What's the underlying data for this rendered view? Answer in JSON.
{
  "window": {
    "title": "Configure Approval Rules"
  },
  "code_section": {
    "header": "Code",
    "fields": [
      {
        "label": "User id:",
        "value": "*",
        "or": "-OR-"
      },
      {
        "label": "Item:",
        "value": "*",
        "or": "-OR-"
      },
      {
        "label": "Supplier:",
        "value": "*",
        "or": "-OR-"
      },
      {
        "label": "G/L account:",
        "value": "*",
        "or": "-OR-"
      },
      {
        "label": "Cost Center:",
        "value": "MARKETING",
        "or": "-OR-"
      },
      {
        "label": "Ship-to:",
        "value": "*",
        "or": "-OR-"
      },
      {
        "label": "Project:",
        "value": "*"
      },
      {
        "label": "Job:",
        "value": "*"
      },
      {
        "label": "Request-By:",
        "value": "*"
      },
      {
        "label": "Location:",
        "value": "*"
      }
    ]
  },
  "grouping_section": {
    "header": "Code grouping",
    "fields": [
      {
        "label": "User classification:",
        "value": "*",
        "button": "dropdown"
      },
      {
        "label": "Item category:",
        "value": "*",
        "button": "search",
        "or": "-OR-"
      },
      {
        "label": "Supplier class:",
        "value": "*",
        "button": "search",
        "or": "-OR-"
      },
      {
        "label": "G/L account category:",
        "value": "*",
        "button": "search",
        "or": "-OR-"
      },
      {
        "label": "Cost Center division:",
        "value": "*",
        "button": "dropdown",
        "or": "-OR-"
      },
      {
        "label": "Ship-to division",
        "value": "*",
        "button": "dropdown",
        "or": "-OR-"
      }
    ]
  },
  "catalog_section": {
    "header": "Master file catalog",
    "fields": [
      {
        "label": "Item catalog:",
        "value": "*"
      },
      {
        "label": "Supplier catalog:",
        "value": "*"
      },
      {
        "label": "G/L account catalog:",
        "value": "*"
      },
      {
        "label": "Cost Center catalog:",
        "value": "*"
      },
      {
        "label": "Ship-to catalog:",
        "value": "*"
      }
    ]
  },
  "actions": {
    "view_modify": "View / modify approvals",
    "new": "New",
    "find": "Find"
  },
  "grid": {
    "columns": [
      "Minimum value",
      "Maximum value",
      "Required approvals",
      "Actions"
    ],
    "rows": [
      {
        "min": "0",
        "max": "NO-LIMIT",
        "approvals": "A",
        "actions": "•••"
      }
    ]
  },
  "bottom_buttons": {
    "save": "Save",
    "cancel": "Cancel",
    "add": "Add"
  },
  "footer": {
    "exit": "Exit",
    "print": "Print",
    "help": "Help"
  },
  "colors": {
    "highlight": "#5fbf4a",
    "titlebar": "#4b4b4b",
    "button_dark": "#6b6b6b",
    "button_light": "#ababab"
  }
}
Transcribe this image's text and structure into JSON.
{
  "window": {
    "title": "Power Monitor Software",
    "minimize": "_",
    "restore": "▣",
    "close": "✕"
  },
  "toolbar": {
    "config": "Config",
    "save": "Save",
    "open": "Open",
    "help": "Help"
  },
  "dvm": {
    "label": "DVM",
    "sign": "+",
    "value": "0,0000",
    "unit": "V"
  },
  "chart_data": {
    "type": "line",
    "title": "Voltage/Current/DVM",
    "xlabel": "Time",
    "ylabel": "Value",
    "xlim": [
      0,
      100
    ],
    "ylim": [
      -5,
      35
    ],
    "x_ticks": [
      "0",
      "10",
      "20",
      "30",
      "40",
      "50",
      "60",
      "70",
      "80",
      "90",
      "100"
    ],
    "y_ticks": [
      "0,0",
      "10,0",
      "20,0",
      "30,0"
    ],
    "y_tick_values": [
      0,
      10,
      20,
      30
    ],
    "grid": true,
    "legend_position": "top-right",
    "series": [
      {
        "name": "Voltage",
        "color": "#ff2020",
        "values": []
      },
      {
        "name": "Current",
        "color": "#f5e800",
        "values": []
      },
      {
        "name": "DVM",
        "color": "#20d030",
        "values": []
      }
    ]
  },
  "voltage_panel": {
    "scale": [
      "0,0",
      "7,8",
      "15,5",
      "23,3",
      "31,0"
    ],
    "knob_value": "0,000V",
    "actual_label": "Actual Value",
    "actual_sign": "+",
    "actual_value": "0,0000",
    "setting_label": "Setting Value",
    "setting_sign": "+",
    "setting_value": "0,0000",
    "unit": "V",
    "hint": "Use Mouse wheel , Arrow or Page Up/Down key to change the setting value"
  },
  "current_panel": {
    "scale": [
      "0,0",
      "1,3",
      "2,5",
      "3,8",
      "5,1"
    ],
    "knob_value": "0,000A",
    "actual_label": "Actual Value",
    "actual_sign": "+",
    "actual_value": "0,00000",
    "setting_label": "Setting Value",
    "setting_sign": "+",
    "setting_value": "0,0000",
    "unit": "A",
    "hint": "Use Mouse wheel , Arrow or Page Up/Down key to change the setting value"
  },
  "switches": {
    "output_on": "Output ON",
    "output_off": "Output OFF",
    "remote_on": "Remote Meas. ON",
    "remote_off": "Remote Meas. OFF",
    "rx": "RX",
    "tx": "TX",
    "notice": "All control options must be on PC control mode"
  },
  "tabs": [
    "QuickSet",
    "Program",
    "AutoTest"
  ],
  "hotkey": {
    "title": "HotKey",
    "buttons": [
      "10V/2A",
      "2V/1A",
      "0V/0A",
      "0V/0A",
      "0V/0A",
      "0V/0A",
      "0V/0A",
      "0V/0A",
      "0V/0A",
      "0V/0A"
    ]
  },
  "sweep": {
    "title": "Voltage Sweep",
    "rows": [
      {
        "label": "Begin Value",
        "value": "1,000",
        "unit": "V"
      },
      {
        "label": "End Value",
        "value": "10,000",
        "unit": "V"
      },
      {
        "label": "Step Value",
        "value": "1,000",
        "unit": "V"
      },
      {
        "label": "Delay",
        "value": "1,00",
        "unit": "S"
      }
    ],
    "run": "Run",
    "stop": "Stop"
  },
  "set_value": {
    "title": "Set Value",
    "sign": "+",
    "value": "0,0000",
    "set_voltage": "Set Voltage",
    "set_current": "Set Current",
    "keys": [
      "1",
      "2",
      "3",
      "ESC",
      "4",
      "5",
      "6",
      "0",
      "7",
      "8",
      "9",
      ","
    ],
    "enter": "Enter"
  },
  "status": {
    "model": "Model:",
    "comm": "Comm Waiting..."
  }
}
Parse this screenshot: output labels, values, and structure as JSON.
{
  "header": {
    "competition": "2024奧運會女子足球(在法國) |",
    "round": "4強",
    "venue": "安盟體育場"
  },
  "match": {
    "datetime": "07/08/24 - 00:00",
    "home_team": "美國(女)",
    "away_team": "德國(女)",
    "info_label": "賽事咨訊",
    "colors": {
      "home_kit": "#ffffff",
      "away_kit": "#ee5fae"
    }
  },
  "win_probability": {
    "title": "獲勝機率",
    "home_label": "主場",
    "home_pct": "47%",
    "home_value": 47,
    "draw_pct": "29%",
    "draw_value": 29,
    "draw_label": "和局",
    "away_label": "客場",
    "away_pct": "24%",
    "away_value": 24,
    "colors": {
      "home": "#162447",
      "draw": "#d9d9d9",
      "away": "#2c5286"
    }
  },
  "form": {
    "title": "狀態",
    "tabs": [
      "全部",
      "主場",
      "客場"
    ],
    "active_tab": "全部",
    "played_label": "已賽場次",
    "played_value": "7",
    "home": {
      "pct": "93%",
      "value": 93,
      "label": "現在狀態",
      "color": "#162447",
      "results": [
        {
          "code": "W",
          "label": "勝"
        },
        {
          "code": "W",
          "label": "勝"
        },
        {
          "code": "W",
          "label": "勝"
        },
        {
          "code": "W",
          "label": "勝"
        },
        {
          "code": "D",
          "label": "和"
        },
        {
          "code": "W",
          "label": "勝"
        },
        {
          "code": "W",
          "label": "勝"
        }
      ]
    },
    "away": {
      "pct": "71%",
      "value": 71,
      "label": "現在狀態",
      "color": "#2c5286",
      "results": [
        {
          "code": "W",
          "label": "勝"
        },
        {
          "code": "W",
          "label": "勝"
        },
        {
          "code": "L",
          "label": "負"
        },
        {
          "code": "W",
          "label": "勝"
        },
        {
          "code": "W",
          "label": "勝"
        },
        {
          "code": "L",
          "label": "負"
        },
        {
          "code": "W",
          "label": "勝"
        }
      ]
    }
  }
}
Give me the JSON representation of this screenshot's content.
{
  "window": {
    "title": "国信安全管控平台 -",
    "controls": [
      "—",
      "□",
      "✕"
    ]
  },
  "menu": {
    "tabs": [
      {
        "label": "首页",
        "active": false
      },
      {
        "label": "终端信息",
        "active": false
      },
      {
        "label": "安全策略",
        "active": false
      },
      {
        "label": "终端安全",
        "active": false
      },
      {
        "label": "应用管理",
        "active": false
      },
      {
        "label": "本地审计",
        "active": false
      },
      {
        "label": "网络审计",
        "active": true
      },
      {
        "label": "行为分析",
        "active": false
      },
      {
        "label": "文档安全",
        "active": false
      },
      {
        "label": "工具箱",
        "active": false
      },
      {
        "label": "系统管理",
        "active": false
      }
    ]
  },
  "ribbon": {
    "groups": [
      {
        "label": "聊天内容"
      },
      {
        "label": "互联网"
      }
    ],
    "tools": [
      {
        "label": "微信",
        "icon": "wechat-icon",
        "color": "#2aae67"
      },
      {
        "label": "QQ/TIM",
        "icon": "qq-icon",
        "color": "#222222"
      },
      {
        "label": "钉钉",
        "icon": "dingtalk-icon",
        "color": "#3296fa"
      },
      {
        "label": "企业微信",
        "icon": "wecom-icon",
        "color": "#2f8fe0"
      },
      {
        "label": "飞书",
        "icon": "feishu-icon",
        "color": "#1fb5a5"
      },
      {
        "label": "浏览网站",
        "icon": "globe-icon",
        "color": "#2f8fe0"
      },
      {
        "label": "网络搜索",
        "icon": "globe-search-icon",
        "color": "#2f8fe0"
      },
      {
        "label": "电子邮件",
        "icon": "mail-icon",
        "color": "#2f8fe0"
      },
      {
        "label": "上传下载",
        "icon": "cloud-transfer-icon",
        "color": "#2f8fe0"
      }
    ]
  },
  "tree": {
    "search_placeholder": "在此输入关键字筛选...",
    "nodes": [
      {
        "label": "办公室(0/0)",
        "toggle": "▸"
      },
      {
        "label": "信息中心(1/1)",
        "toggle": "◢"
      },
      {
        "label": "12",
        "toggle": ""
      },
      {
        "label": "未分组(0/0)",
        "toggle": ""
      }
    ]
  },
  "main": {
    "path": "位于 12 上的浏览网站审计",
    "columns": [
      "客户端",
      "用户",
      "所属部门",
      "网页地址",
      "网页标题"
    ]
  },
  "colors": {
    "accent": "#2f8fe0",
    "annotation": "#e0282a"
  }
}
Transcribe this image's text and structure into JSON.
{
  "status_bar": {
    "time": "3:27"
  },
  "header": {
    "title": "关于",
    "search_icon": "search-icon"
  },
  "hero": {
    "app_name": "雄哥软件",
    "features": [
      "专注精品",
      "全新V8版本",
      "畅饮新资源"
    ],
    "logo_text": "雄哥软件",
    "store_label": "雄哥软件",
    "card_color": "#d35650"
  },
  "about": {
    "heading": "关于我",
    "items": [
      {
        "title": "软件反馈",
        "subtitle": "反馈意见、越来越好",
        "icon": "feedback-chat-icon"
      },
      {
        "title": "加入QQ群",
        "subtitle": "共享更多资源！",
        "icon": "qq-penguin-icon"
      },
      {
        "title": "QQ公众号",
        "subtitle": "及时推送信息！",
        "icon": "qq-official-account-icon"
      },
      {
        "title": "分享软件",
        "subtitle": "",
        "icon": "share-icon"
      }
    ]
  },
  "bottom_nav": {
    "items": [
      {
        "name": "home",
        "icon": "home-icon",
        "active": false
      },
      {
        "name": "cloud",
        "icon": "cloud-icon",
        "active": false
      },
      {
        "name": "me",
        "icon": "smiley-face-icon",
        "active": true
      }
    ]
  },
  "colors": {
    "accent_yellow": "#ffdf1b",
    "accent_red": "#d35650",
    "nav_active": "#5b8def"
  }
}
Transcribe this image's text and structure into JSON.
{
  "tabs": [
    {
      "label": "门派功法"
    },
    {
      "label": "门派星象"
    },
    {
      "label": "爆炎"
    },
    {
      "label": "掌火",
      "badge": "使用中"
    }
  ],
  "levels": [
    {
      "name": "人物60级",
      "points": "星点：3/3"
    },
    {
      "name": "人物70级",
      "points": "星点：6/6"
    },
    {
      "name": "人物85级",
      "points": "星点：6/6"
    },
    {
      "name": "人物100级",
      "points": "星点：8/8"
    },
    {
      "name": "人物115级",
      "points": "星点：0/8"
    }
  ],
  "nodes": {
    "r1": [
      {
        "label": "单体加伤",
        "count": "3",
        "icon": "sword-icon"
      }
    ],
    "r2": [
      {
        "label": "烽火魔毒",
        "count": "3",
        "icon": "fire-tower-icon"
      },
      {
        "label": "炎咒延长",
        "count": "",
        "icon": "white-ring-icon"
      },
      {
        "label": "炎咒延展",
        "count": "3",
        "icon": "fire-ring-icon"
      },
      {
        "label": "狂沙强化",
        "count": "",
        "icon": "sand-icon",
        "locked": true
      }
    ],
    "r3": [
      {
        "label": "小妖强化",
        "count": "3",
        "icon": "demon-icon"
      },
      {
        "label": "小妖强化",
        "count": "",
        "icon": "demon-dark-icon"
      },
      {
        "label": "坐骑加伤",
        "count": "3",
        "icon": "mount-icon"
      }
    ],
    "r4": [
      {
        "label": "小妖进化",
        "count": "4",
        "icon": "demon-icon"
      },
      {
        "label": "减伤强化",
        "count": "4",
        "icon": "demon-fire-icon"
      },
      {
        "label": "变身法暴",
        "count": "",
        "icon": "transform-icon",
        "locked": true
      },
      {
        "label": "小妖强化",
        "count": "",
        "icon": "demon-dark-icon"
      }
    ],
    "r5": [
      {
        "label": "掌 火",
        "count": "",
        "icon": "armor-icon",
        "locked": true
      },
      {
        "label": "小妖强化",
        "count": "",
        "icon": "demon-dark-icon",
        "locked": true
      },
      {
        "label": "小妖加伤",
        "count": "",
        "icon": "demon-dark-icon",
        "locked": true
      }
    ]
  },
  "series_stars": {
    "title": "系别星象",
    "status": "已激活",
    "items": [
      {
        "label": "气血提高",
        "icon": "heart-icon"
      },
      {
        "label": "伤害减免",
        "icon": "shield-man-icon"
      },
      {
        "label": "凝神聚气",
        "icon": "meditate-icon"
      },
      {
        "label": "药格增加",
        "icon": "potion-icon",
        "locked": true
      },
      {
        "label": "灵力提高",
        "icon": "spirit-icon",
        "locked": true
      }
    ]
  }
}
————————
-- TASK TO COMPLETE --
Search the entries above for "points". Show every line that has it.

-- RESULT OF THIS TASK --
      "points": "星点：3/3"
      "points": "星点：6/6"
      "points": "星点：6/6"
      "points": "星点：8/8"
      "points": "星点：0/8"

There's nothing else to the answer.